─── RECORDED DATA ───

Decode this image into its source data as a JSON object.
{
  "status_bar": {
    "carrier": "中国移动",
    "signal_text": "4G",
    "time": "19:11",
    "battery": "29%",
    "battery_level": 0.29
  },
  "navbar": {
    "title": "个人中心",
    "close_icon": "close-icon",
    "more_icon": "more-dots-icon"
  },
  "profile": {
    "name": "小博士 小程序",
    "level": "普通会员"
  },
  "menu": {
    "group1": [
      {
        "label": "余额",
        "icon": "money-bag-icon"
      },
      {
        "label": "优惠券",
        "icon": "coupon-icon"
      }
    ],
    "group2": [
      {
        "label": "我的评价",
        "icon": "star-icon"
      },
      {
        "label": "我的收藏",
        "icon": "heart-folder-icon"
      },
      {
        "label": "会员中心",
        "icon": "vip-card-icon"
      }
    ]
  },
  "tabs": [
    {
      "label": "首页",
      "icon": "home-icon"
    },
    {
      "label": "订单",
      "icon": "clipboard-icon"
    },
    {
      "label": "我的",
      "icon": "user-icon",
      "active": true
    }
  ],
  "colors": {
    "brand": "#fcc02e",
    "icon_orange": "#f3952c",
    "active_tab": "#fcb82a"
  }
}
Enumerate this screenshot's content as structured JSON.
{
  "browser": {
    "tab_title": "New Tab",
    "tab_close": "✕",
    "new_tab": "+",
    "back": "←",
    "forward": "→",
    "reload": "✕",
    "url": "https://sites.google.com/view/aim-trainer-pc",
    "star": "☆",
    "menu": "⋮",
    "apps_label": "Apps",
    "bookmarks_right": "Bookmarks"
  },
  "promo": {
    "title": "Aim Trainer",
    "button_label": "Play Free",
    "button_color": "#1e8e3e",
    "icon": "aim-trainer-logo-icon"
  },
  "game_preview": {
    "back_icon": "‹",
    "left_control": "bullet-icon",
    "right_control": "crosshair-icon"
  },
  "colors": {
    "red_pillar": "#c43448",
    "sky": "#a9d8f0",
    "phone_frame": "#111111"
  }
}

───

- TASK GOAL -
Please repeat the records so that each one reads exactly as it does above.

- COMPLETED EXERCISE -
Decode this image into its source data as a JSON object.
{
  "status_bar": {
    "carrier": "中国移动",
    "signal_text": "4G",
    "time": "19:11",
    "battery": "29%",
    "battery_level": 0.29
  },
  "navbar": {
    "title": "个人中心",
    "close_icon": "close-icon",
    "more_icon": "more-dots-icon"
  },
  "profile": {
    "name": "小博士 小程序",
    "level": "普通会员"
  },
  "menu": {
    "group1": [
      {
        "label": "余额",
        "icon": "money-bag-icon"
      },
      {
        "label": "优惠券",
        "icon": "coupon-icon"
      }
    ],
    "group2": [
      {
        "label": "我的评价",
        "icon": "star-icon"
      },
      {
        "label": "我的收藏",
        "icon": "heart-folder-icon"
      },
      {
        "label": "会员中心",
        "icon": "vip-card-icon"
      }
    ]
  },
  "tabs": [
    {
      "label": "首页",
      "icon": "home-icon"
    },
    {
      "label": "订单",
      "icon": "clipboard-icon"
    },
    {
      "label": "我的",
      "icon": "user-icon",
      "active": true
    }
  ],
  "colors": {
    "brand": "#fcc02e",
    "icon_orange": "#f3952c",
    "active_tab": "#fcb82a"
  }
}
Enumerate this screenshot's content as structured JSON.
{
  "browser": {
    "tab_title": "New Tab",
    "tab_close": "✕",
    "new_tab": "+",
    "back": "←",
    "forward": "→",
    "reload": "✕",
    "url": "https://sites.google.com/view/aim-trainer-pc",
    "star": "☆",
    "menu": "⋮",
    "apps_label": "Apps",
    "bookmarks_right": "Bookmarks"
  },
  "promo": {
    "title": "Aim Trainer",
    "button_label": "Play Free",
    "button_color": "#1e8e3e",
    "icon": "aim-trainer-logo-icon"
  },
  "game_preview": {
    "back_icon": "‹",
    "left_control": "bullet-icon",
    "right_control": "crosshair-icon"
  },
  "colors": {
    "red_pillar": "#c43448",
    "sky": "#a9d8f0",
    "phone_frame": "#111111"
  }
}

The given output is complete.